vii) The discharge nozzle is to be of a dual-purpose spray/jet type incorporating a shutoff and capable of discharging an effective water spray between container bays in the event of a container fire in the on-deck cargo area.

viii) The design configuration is to minimize nozzle thrust reaction, and is to permit unattended operation once the monitor is placed in position.

ix) Provide means for a secure/safe fixing to the vessel’s weather deck, lashing bridge, or other applicable structure.

x) Provide a carrying handle or other means for ease of transport. Monitors weighing more than 23 kg (50 lbs) are to be fitted with wheels.

xi) Where monitors are to be used on a lashing bridge, arrangements such as davits or hoists are to be provided on the port and starboard sides of each lashing bridge to raise and lower the monitors.

The mobile water monitors, all necessary hoses, fittings, and required fixing hardware are to be kept ready for use in a location outside the cargo space area and accessible in the event of a fire in the cargo spaces. Efficient drainage of water from deck surfaces is to be provided when the mobile water monitors are in operation.

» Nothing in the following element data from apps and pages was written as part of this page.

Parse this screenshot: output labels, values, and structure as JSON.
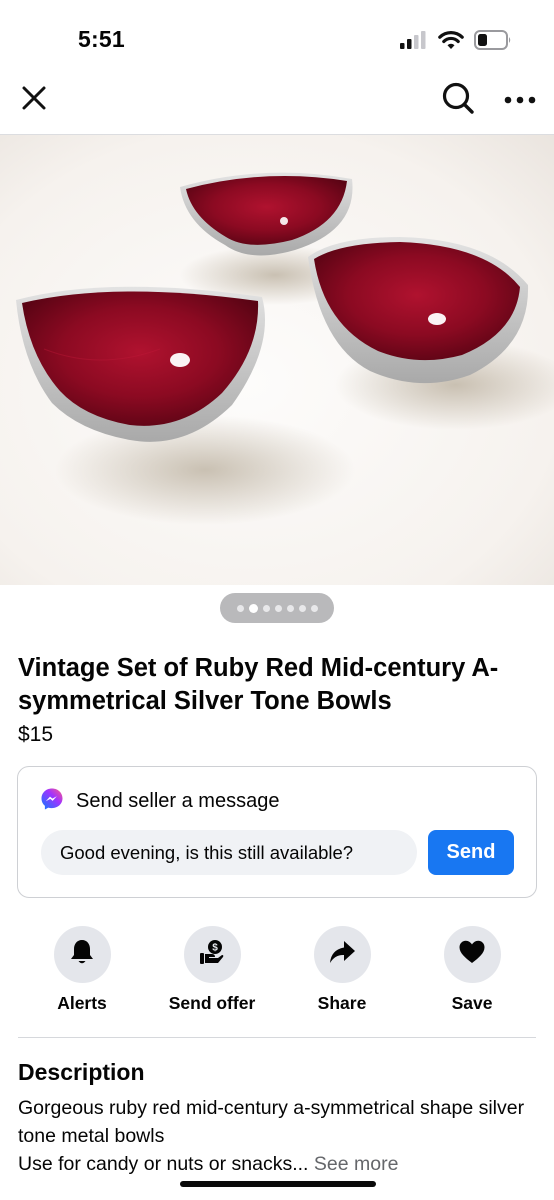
{
  "status_bar": {
    "time": "5:51",
    "icons": [
      "signal-icon",
      "wifi-icon",
      "battery-icon"
    ]
  },
  "nav": {
    "icons": [
      "close-icon",
      "search-icon",
      "more-icon"
    ]
  },
  "listing": {
    "photo_count": 7,
    "active_photo_index": 1,
    "title": "Vintage Set of Ruby Red Mid-century A-symmetrical Silver Tone Bowls",
    "price": "$15"
  },
  "message": {
    "header": "Send seller a message",
    "input_value": "Good evening, is this still available?",
    "send_label": "Send",
    "icon": "messenger-icon"
  },
  "actions": [
    {
      "label": "Alerts",
      "icon": "bell-icon"
    },
    {
      "label": "Send offer",
      "icon": "offer-icon"
    },
    {
      "label": "Share",
      "icon": "share-icon"
    },
    {
      "label": "Save",
      "icon": "heart-icon"
    }
  ],
  "description": {
    "heading": "Description",
    "line1": "Gorgeous ruby red mid-century a-symmetrical shape silver tone metal bowls",
    "line2": "Use for candy or nuts or snacks...",
    "see_more": "See more"
  },
  "colors": {
    "accent": "#1877f2",
    "muted_text": "#65676b",
    "chip_bg": "#e4e6eb",
    "ruby": "#8e0b22"
  }
}
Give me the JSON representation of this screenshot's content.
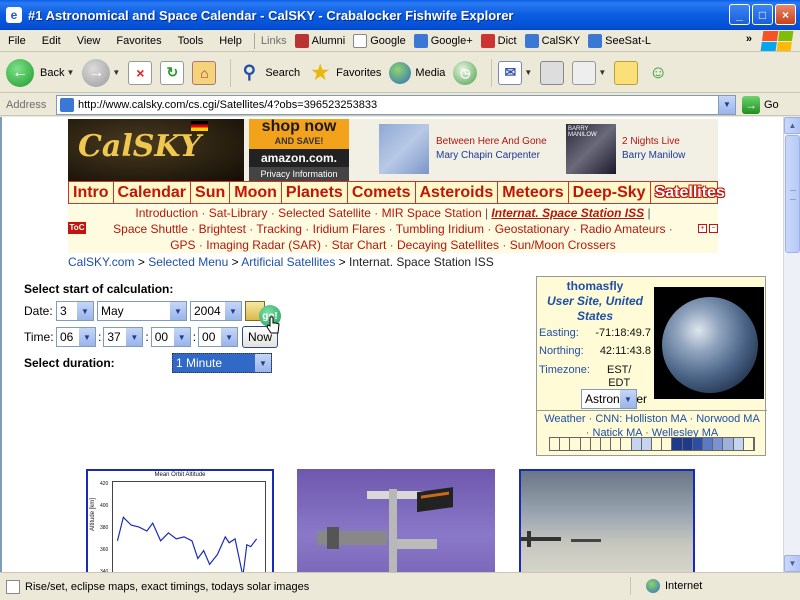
{
  "window": {
    "title": "#1 Astronomical and Space Calendar - CalSKY - Crabalocker Fishwife Explorer",
    "minimize": "_",
    "maximize": "□",
    "close": "×"
  },
  "menu": {
    "items": [
      "File",
      "Edit",
      "View",
      "Favorites",
      "Tools",
      "Help"
    ],
    "links_label": "Links",
    "links": [
      "Alumni",
      "Google",
      "Google+",
      "Dict",
      "CalSKY",
      "SeeSat-L"
    ],
    "more": "»"
  },
  "toolbar": {
    "back": "Back",
    "search": "Search",
    "favorites": "Favorites",
    "media": "Media"
  },
  "address": {
    "label": "Address",
    "url": "http://www.calsky.com/cs.cgi/Satellites/4?obs=396523253833",
    "go": "Go"
  },
  "status": {
    "text": "Rise/set, eclipse maps, exact timings, todays solar images",
    "zone": "Internet"
  },
  "banner": {
    "logo": "CalSKY",
    "ad_shop_line1": "shop now",
    "ad_shop_line2": "AND SAVE!",
    "ad_amazon": "amazon.com.",
    "ad_privacy": "Privacy Information",
    "album1_title": "Between Here And Gone",
    "album1_artist": "Mary Chapin Carpenter",
    "album2_cover": "BARRY MANILOW",
    "album2_title": "2 Nights Live",
    "album2_artist": "Barry Manilow"
  },
  "nav": {
    "categories": [
      "Intro",
      "Calendar",
      "Sun",
      "Moon",
      "Planets",
      "Comets",
      "Asteroids",
      "Meteors",
      "Deep-Sky",
      "Satellites"
    ],
    "active": "Satellites",
    "toc": "ToC",
    "row1": [
      "Introduction",
      "Sat-Library",
      "Selected Satellite",
      "MIR Space Station"
    ],
    "row1_current": "Internat. Space Station ISS",
    "row2": [
      "Space Shuttle",
      "Brightest",
      "Tracking",
      "Iridium Flares",
      "Tumbling Iridium",
      "Geostationary",
      "Radio Amateurs"
    ],
    "row3": [
      "GPS",
      "Imaging Radar (SAR)",
      "Star Chart",
      "Decaying Satellites",
      "Sun/Moon Crossers"
    ]
  },
  "breadcrumb": {
    "items": [
      "CalSKY.com",
      "Selected Menu",
      "Artificial Satellites"
    ],
    "current": "Internat. Space Station ISS",
    "sep": ">"
  },
  "form": {
    "start_label": "Select start of calculation:",
    "date_label": "Date:",
    "day": "3",
    "month": "May",
    "year": "2004",
    "time_label": "Time:",
    "hour": "06",
    "minute": "37",
    "second": "00",
    "frac": "00",
    "time_sep": ":",
    "now": "Now",
    "duration_label": "Select duration:",
    "duration": "1 Minute",
    "go": "go!"
  },
  "user": {
    "name": "thomasfly",
    "site": "User Site, United States",
    "easting_label": "Easting:",
    "easting": "-71:18:49.7",
    "northing_label": "Northing:",
    "northing": "42:11:43.8",
    "tz_label": "Timezone:",
    "tz_line1": "EST/",
    "tz_line2": "EDT",
    "view_mode": "Astronomer",
    "weather_label": "Weather",
    "wx1": [
      "CNN: Holliston MA",
      "Norwood MA"
    ],
    "wx2": [
      "Natick MA",
      "Wellesley MA"
    ]
  },
  "chart": {
    "title": "Mean Orbit Altitude",
    "ylabel": "Altitude [km]",
    "ticks": [
      "420",
      "400",
      "380",
      "360",
      "340"
    ]
  },
  "colors": {
    "brand_red": "#c0150b",
    "link_blue": "#1e4fa7",
    "xp_blue": "#0a5de0"
  }
}
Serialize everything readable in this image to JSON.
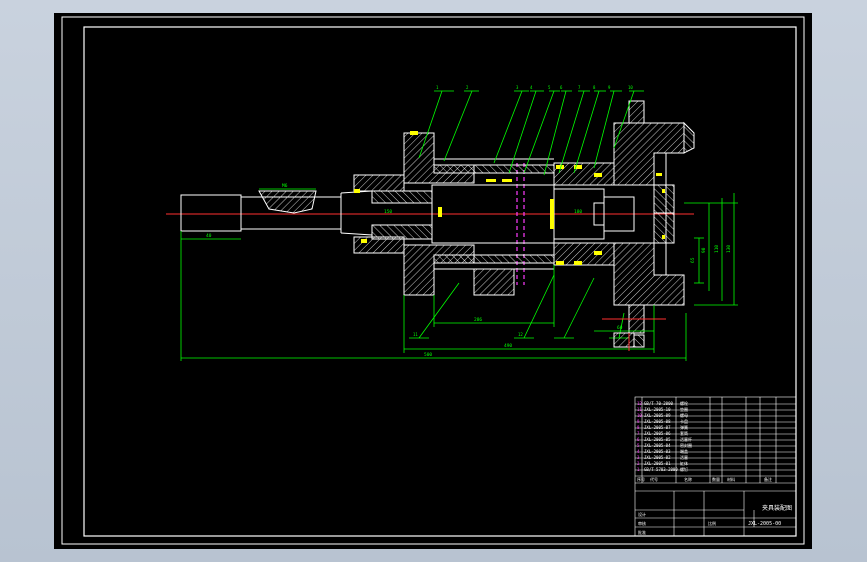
{
  "drawing": {
    "background": "#000000",
    "frame_color": "#ffffff",
    "geometry_color": "#ffffff",
    "hatch_color": "#ffff66",
    "centerline_color": "#ff3030",
    "dimension_color": "#00ff00",
    "accent_color": "#ff3cff",
    "seal_color": "#ffff00",
    "dim_text": [
      "M6",
      "286",
      "40",
      "490",
      "500",
      "60",
      "65",
      "90",
      "110",
      "130",
      "150",
      "180"
    ],
    "leader_numbers": [
      "1",
      "2",
      "3",
      "4",
      "5",
      "6",
      "7",
      "8",
      "9",
      "10",
      "11",
      "12"
    ]
  },
  "title_block": {
    "drawing_title": "夹具装配图",
    "drawing_number": "JXL-2005-00",
    "scale_label": "比例",
    "qty_label": "数量",
    "material_label": "材料",
    "designer_label": "设计",
    "checker_label": "审核",
    "approve_label": "批准",
    "seq_label": "序号",
    "code_label": "代号",
    "name_label": "名称",
    "remarks_label": "备注",
    "bom_rows": [
      {
        "code": "GB/T 5783-2000",
        "name": "螺钉"
      },
      {
        "code": "JXL-2005-01",
        "name": "缸体"
      },
      {
        "code": "JXL-2005-02",
        "name": "活塞"
      },
      {
        "code": "JXL-2005-03",
        "name": "端盖"
      },
      {
        "code": "JXL-2005-04",
        "name": "密封圈"
      },
      {
        "code": "JXL-2005-05",
        "name": "活塞杆"
      },
      {
        "code": "JXL-2005-06",
        "name": "套筒"
      },
      {
        "code": "JXL-2005-07",
        "name": "弹簧"
      },
      {
        "code": "JXL-2005-08",
        "name": "卡盘"
      },
      {
        "code": "JXL-2005-09",
        "name": "螺母"
      },
      {
        "code": "JXL-2005-10",
        "name": "垫圈"
      },
      {
        "code": "GB/T 70-2000",
        "name": "螺栓"
      }
    ]
  }
}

Alternative Arrangements

A fixed water spray system or a combination of a fixed and mobile water monitor system may be specially considered as an alternative to the hydrants and mobile water monitors addressed above provided it is established to provide an equivalent level of protection.

Water Mist Lance 

Vessels carrying containers on the weather deck are to be provided with at least one water mist lance. The water mist lance is to be of a type capable of penetrating a standard container. If one water mist lance is provided as per 5C-5-7/3.5.1 of the Marine Vessel Rules, no additional lance is required.

Fire-fighter’s Breathing Apparatus

For each required breathing apparatus, four spare charges are to be provided in addition to the requirements of 4-7-3/15.5.1(b) of the Marine Vessel Rules.

Did you subscribe to our daily newsletter?

It’s Free! Click here to Subscribe!

Source: ABS

LEAVE A REPLY

This site uses Akismet to reduce spam. Learn how your comment data is processed.